Last night I was in a play named “Prisoner at the Bar”, as you probably read in the “Pest”. I was a “drunkard’s” daughter. Frederick Parsons was my father. I had to sob as the State Attorney read the story I had told him about a murder my father commited to my mother—The Story. It was to have been my birthday, I was 8 yrs. old. He (my father) came home drunk (this didn’t happen then, but had happened) and was going to go out because my mother wouldn’t give him any money. As he was unsteady my mother didn’t want to let him out. He picked up a book-end on a table and struck her. She fell on the floor. The next door neighbor came over and layed my mother on the davenport then she died. Then came the trial. As the judge was about to sentence my father to death, he ask Mrs. Holly (Mrs. Reamer) to take me out of the court room. When I was half-way out I had to turn around and reach out my arms and hands and say, “Good-bye daddy”. Then when we got way out I had to say it again. It worked okay. We may have to give it again because many were turned away. After the program the judge (from Mpls.) talked. He said Frederick was very good. Then he said he couldn’t go through the whole cast but wanted to mention one more. He said, “There was one very good which he wanted to thank for doing good and taking part, etc. Then he said, “Dorothy Jones” and everybody clapped. I was Dorothy Jones! It is nearing time for bed now so better close. Love Harriet S.
P.S. I have lots of fun on my bike. Wish you could ride it. H.P.S.
Dear Kinney and Aunt Evelyn,
Thank you for the paper dolls and bracelets. I brought them to school and showed them to our room. I wrote a story to-night I am sending to you. Good-night, Gloria Stafford.
A Story. Gloria.
There were two little girls who lived in a house with a mother and a brother and a daddy. Their big sister was in New York. Every morning their mother would call them to get up then they would air their bed and then they would take a sponge bath and dress. After they had dressed they would eat then they would go in and practice their lessons. The littlest girl said,“Mother may I bake a cake?” and her mother said, “Yes”, and this is what she put in it. First she put into the sifter a cup and a half of flour and one teaspoon of soda and three tablespoons of cocoa and a teaspoon of salt and she sifted it eight times. Then she washed her hands real good and cleaned her fingernails and creamed one cup of sugar with one fourth of a cup of Clix. Now she broke two eggs and put the yolks in with the sugar and Clix, and she put the whites in a bowl. Then she stirred it good, she measured a cup of milk. Then she put in a little milk and flour till it was all gone and stirred it good each time. Then she put some vanilla in and then she beat the whites in the bowl and folded them into the cake dough.
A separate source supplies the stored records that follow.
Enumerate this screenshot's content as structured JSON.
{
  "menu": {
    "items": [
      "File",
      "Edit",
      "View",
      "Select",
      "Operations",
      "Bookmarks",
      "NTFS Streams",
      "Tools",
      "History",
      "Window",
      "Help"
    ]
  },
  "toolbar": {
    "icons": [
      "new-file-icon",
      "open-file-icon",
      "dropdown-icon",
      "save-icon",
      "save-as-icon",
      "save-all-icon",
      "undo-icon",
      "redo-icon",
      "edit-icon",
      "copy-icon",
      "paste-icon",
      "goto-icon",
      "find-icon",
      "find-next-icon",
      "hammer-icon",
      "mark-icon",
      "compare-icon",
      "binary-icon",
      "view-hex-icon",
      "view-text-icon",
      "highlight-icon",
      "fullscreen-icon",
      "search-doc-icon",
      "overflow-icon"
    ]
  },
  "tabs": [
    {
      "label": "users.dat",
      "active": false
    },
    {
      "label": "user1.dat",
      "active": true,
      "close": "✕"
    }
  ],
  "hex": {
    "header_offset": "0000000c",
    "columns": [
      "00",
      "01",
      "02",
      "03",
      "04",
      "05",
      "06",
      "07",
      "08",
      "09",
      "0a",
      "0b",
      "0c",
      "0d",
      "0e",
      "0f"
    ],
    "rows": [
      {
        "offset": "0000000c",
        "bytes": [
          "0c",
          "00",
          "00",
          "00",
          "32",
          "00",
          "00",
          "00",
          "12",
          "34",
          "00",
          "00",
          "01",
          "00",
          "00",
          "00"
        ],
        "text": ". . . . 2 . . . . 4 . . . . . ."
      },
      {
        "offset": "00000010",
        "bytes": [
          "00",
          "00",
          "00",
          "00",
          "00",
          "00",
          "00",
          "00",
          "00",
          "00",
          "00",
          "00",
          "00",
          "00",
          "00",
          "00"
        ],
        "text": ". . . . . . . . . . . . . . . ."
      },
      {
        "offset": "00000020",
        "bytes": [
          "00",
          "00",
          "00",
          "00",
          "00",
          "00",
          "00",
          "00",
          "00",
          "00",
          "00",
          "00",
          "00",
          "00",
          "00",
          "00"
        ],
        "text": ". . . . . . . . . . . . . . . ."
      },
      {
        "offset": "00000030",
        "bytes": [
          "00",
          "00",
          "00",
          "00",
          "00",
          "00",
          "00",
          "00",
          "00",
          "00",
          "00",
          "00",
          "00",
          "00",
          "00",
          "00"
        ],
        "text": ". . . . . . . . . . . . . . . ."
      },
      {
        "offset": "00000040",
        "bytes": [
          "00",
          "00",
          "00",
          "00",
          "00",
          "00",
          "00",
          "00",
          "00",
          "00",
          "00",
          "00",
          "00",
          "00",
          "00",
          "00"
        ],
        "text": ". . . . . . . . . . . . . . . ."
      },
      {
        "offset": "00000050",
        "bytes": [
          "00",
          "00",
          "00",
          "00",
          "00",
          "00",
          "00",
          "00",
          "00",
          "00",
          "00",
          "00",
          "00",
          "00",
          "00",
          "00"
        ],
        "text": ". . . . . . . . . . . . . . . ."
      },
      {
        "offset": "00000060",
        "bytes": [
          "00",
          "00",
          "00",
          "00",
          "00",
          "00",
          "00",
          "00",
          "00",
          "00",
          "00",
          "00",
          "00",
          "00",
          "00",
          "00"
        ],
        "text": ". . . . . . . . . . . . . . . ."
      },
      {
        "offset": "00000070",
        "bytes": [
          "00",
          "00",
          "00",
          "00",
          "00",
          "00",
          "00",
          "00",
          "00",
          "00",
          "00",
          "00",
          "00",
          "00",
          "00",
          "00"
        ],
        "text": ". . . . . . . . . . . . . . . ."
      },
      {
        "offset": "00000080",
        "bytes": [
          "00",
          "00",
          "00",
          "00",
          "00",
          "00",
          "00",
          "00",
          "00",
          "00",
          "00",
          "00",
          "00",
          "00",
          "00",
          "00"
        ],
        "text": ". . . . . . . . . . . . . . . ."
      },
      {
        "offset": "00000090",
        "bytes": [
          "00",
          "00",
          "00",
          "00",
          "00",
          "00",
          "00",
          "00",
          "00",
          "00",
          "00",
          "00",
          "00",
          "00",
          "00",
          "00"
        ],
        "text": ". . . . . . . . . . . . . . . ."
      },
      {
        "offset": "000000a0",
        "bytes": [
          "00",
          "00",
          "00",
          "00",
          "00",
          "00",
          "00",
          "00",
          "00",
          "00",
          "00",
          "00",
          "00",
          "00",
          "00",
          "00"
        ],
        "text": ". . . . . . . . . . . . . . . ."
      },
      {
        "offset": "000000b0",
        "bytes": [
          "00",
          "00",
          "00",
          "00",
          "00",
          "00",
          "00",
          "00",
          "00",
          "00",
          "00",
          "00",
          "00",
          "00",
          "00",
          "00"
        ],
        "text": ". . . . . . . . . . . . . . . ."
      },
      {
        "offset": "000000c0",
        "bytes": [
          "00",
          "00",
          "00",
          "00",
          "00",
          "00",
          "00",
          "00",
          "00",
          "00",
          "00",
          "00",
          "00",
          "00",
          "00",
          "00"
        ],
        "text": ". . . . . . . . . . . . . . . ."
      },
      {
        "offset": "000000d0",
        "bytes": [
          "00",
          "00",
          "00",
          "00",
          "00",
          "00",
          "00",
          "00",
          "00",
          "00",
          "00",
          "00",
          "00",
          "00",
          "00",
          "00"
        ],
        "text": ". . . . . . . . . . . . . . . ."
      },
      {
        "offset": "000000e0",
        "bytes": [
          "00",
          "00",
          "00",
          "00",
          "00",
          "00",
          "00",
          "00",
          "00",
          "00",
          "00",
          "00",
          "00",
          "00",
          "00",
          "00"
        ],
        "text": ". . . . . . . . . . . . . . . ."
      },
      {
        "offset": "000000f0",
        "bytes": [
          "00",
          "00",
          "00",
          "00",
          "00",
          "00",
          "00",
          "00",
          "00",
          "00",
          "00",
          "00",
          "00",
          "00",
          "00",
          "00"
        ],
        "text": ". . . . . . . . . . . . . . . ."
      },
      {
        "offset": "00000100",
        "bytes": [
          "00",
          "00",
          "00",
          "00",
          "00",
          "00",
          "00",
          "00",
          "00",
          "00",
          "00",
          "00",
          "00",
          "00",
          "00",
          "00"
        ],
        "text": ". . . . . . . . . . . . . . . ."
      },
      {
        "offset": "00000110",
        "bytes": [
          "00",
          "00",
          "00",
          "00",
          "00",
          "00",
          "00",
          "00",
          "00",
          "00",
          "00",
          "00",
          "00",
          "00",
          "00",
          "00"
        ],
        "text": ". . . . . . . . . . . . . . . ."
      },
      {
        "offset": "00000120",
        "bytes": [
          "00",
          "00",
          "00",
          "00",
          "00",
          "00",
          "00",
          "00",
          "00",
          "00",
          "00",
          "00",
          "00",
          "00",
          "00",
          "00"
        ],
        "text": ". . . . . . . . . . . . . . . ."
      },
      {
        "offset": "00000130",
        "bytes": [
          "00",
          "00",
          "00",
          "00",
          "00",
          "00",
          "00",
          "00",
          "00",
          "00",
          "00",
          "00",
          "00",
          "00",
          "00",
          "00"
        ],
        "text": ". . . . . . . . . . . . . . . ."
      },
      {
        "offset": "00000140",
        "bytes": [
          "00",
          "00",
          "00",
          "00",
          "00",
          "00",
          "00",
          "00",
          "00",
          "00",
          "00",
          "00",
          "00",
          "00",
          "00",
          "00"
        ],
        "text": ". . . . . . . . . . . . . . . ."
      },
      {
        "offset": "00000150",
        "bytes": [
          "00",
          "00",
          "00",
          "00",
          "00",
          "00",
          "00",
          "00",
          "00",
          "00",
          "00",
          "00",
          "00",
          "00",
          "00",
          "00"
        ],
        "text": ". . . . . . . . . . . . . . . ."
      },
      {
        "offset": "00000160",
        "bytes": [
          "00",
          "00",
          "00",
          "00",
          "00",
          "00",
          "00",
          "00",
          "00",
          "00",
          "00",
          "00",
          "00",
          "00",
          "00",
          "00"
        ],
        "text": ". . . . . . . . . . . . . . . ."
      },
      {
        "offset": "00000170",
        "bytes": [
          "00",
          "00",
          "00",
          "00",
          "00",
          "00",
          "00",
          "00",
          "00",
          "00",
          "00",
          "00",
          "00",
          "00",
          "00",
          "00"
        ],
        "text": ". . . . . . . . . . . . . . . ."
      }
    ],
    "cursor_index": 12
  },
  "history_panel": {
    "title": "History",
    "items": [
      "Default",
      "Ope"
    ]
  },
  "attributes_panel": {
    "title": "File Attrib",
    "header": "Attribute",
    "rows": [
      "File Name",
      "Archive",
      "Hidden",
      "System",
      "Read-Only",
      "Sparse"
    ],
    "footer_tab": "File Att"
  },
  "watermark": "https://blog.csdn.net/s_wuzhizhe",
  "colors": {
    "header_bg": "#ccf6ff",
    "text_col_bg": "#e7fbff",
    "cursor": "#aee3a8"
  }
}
Then she greased her pan and poured the dough into the pan. And put it in the oven and baked it half an hour. Her mother helped her with the oven. So then the little girl went out and played with Virginia. And that is the end of the funny story. Gloria Ruth Stafford.